First off, let me say that my daughter wouldn't know what to do with a one-piece -- she's never had one -- as the long torso she inherited from her grandma would certainly make it uncomfortable, initiating the heightened self-awareness and pulling of fabric that the 'cons' in the above debate attribute to midriff-baring styles.
No, I think the larger question is not what swimsuits or any revealing clothes might say of the young girls who wear them but what women -- mothers, especially -- are willing to admit about themselves and the cues children take from all the adults in their life.
And the issue is what we -- the adults -- struggle endlessly to hide: the human body's native (gorgeous) form and function, culminating in sexual expression.
Don't get me wrong: I am not a pageant mom. The makeup and hair products I own fit in a kid's pencil bag (really). I am not a proponent of precocious promiscuity or suggestive clothes styled obviously to gratify the parent, rather than provide for the child's physical or emotional comfort.

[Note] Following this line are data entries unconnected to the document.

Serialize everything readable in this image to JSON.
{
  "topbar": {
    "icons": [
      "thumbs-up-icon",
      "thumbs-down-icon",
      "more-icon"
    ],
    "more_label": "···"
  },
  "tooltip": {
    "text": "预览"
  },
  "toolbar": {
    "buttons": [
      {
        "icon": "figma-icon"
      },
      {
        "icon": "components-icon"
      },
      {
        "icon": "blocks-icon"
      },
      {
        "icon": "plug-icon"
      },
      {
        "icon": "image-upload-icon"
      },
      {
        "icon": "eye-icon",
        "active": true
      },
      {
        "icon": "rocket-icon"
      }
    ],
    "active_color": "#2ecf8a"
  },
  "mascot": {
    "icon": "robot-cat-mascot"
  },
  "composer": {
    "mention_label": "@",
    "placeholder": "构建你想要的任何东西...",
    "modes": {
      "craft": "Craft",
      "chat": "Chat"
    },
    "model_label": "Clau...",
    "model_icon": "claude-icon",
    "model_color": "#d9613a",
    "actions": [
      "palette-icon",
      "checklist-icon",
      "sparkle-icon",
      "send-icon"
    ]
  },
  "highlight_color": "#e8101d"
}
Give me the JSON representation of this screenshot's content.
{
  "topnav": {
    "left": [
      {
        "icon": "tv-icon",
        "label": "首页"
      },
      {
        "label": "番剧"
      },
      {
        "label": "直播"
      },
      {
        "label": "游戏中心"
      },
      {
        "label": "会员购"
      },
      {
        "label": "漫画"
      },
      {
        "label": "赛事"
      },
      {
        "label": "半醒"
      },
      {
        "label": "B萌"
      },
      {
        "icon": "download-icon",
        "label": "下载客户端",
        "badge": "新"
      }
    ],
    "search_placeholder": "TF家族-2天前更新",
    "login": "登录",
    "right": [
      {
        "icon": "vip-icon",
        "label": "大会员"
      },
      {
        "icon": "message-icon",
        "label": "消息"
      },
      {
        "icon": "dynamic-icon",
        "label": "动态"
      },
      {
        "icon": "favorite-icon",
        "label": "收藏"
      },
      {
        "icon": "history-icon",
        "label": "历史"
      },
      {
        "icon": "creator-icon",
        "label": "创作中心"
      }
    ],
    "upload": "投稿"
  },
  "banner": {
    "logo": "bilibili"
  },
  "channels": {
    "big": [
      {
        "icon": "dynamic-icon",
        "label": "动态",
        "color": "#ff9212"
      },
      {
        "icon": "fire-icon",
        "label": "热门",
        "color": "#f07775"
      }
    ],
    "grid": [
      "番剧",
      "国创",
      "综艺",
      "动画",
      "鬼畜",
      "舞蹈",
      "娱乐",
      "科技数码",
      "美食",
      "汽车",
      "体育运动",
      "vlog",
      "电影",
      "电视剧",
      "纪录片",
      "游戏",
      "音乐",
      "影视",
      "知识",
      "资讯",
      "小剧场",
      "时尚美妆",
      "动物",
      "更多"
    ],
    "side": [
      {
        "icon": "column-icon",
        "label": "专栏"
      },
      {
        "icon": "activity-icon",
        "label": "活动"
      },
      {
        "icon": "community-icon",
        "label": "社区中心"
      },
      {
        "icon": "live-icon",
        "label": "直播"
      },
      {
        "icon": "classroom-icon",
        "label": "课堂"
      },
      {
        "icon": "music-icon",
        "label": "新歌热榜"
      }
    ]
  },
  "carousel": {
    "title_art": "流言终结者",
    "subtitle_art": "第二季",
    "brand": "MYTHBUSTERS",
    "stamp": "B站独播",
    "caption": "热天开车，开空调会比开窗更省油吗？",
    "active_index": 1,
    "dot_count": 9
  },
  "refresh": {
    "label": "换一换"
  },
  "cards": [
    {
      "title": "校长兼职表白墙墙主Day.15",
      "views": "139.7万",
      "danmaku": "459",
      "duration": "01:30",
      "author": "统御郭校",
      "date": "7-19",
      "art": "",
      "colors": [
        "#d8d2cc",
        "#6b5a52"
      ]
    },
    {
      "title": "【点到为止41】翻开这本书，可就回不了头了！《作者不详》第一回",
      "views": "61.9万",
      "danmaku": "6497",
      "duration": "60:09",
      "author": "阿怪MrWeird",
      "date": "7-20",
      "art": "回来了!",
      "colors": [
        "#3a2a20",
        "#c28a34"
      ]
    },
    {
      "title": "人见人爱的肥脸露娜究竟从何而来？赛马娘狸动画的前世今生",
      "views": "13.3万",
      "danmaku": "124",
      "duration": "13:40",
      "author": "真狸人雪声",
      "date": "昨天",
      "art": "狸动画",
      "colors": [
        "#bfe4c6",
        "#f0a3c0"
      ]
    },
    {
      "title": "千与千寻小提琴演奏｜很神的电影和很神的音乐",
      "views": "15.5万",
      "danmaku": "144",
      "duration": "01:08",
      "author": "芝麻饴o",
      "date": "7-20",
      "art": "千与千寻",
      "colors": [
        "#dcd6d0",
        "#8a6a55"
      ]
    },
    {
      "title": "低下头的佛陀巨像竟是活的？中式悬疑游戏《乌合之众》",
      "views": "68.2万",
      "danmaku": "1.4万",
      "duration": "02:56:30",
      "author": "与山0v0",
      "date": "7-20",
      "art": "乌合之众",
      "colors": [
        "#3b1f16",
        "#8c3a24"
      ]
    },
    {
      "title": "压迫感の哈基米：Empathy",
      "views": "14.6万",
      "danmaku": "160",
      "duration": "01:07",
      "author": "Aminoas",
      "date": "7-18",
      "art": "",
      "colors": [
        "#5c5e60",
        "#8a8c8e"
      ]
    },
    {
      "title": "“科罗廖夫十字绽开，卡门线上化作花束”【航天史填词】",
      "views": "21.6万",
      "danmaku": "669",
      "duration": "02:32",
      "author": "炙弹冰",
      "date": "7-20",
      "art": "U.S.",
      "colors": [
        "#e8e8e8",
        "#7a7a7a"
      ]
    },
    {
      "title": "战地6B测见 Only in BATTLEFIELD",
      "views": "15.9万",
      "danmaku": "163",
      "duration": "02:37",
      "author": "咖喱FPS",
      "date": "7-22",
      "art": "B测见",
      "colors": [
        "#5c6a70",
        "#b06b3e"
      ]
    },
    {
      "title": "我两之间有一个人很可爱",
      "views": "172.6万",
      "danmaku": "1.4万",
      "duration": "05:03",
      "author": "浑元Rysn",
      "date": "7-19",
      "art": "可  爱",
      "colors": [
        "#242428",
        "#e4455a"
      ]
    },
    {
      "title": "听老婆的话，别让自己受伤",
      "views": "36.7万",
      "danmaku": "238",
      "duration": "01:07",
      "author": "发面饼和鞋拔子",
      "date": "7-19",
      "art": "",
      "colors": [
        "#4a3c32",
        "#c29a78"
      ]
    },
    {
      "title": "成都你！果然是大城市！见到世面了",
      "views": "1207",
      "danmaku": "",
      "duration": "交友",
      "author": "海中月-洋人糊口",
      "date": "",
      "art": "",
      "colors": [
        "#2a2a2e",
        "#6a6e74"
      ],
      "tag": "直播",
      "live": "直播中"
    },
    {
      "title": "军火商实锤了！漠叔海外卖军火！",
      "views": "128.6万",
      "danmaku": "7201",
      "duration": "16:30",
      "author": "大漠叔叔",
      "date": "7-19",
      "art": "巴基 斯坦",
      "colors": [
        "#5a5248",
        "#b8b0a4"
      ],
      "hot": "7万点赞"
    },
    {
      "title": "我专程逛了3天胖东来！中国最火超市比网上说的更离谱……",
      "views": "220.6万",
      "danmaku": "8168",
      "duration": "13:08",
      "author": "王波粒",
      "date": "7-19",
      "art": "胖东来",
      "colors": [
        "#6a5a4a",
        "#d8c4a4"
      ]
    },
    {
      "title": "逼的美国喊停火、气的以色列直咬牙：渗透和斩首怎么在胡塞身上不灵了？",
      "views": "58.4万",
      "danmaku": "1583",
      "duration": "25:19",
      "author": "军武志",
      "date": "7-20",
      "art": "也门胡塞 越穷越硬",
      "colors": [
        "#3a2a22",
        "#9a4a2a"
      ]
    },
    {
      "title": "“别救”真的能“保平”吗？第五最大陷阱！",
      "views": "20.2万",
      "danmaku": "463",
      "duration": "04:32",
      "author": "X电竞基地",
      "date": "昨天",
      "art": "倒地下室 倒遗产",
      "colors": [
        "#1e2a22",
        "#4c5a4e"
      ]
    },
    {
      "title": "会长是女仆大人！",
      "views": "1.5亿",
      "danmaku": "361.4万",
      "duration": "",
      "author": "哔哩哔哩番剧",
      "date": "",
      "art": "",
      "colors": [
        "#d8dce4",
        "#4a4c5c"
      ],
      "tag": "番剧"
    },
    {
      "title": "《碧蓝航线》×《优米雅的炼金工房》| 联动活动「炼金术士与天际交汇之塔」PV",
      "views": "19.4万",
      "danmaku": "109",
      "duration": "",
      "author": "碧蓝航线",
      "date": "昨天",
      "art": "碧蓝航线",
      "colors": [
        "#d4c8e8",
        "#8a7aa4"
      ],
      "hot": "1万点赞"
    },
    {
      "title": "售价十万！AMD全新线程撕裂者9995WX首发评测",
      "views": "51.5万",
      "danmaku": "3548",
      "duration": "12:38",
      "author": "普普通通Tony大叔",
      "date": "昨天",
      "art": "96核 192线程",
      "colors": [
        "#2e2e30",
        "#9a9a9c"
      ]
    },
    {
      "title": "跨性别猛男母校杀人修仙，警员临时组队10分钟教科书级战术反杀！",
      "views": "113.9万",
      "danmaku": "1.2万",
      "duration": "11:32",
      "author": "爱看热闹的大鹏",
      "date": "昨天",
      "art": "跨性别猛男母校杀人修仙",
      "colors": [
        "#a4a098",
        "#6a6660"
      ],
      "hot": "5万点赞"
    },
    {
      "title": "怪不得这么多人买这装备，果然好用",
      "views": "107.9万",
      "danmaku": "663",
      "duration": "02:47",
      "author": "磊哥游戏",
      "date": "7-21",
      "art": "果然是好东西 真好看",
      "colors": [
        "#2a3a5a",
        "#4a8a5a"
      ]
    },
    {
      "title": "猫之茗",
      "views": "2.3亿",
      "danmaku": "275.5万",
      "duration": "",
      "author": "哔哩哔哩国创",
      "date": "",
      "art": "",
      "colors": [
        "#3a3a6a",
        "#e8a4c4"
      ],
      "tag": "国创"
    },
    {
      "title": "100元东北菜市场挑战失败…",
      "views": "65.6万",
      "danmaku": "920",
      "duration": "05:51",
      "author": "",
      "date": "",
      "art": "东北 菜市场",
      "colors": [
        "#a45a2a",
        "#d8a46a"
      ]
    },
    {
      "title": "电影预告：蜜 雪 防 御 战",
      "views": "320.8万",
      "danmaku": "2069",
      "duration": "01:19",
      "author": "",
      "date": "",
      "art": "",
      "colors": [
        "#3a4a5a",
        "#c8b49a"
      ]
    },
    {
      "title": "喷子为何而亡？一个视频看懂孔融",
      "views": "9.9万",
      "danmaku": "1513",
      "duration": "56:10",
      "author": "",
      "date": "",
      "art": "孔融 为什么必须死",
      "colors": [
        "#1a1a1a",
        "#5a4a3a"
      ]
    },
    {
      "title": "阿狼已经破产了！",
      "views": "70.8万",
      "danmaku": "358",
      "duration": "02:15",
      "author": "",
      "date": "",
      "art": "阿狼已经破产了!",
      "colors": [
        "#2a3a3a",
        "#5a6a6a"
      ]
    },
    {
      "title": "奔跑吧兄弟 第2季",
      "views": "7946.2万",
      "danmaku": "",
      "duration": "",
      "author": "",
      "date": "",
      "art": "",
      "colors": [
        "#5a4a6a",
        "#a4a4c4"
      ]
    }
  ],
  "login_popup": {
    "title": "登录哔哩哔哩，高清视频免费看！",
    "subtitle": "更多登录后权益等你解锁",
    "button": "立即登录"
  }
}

On the other hand, I take great pleasure in physical fitness and have found that virtually any article of clothing is more flattering when the flesh it's covering best fits the wearer -- and that holds whether we're talking about women my age with the cheeks to rock a thong bikini or women my grandmother's age, whose capris show off the calves and ankles that can walk mile after mile.
In my house, we try to embrace nakedness as a natural state. I often shower with my daughter and dress without trying to hide my sensual bits -- mostly to save time, but also to hear her questions about the body and development in their native environs. Because she's an only and spends considerable time interacting directly with me, she's constantly evaluating her body alongside mine, rather than her peers'.
I'm sure this has led to more than one of my daughter's teachers hearing about the form my underwear take in comparison to her modest girls' briefs. But it has also resulted in my daughter commenting openly when she recognizes women in the media or on the street "being sexy." For 7, she's remarkably articulate about what she does or does not like about how they chose to dress, and her opinion usually celebrates the human part of the equation, rather than the fabric or the bling on the surface.
It has also led to my daughter observing the work your triceps have to do to execute a decent push-up -- something she's learning in order to catch up with classmates at the local gymnastics studio.
And it has led to inevitable but focused discussion of the privileges of maturing into an adult female. I can wear heels during the school day. She cannot. Some of my attire or activities require me to wear a bra. Hers do not. My body hair requires more maintenance than hers does.
In the end, I want my daughter to be comfortable in her skin -- all of it -- not just the parts that are or are not covered by swimwear. Already, I have no doubt she'll have shoes to go with it.